What is a used car statutory warranty?
A licensed motor car trader must provide a statutory warranty if the car:
- is less than 10 years old, and
- has travelled less than 160,000 kilometres.
Note: the car's age is determined by the date stamped on its build plate, usually found on the firewall between the engine and passenger compartments.
How long a statutory warranty lasts
A statutory warranty lasts for three months or 5000 kilometres after purchase, whichever occurs first.
The trader must repair any faults covered during the warranty period in order to ensure the car is in a reasonable condition for its age.
Note: even after the statutory warranty expires, you still have rights under the Australian Consumer Law that you can rely on if there is a problem with your car. However, the level of protection will depend on things such as the car's age and condition. For more information, view our Consumer guarantees page.
Transfer of statutory warranty
A licensed motor car trader provides a statutory warranty only as part of the contract. Therefore, if you sell your car privately before the three months or 5,000 kilometres have passed, the warranty does not transfer to the new owner.
The trader is obliged to list any faults not covered by the statutory warranty on a defect notice. These faults could be costly to repair so read this notice carefully. For more information, view our Buying a used car from a licensed motor car trader page.
Items not covered by statutory warranty
A statutory warranty does not cover defects relating to:

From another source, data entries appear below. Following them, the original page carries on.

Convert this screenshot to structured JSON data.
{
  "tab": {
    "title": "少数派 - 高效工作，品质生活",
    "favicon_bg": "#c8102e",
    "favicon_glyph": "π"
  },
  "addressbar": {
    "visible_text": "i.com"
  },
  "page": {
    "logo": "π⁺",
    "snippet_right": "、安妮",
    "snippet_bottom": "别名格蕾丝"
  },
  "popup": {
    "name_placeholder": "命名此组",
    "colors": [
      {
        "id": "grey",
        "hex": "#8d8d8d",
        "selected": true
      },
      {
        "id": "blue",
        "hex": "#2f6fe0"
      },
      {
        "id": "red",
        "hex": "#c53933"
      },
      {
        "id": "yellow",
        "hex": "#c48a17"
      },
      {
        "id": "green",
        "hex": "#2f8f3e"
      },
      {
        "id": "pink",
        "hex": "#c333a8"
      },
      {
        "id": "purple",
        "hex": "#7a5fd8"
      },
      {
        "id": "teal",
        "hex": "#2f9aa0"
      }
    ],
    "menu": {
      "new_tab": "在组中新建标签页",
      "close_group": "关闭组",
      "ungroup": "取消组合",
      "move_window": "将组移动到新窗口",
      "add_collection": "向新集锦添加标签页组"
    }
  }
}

- any item listed on a defect notice with a reasonable estimate of how much it will cost to repair
- accidental damage that occurred after delivery of the vehicle
- damage caused by misuse or negligence by a driver after delivery of the vehicle.
A statutory warranty also does not cover defects occurring in:
- radios, cassette players, CD players, MP3 and MP4 players, and docks
- DVD players and video display panels
- telephone and in-car telephone kits
- global positioning systems (GPS), satellite navigation systems and other computerised navigation systems
- power outlets, including cigarette lighter sockets
- cigarette lighters
- car aerials
- non-standard alarms
- non-standard body hardware
- non-standard keyless entry systems and remote key pads
- tools other than jacks and wheel braces
- light globes, sealed beam lights and non-standard fog lights
- keyless entry systems and remote key pads that are not standard to the car.
Vehicles exempt from statutory warranties
A statutory warranty does not apply to:
- commercial vehicles
- cars sold at a public auction.
Parts and repairs
If your car needs repairs while under statutory warranty, contact the trader from whom you bought it. If you arrange repairs before doing so, your statutory warranty may become void and you may have to bear the costs.
Second-hand parts can be used as long as they are suitable and serviceable. The time it takes to repair your car is added to the warranty period.
If your car cannot be driven due to a warranty defect, the trader must pay any towing costs. However, the trader or mechanic is not obliged to provide a replacement vehicle while your car is being repaired. If a courtesy vehicle is provided, check it is insured adequately.
Problems with a warranty
If you have a problem regarding a car under warranty (for example, if you believe the trader is not honouring the warranty), there are steps you can take. For more information, see our Resolve your problem or complaint page.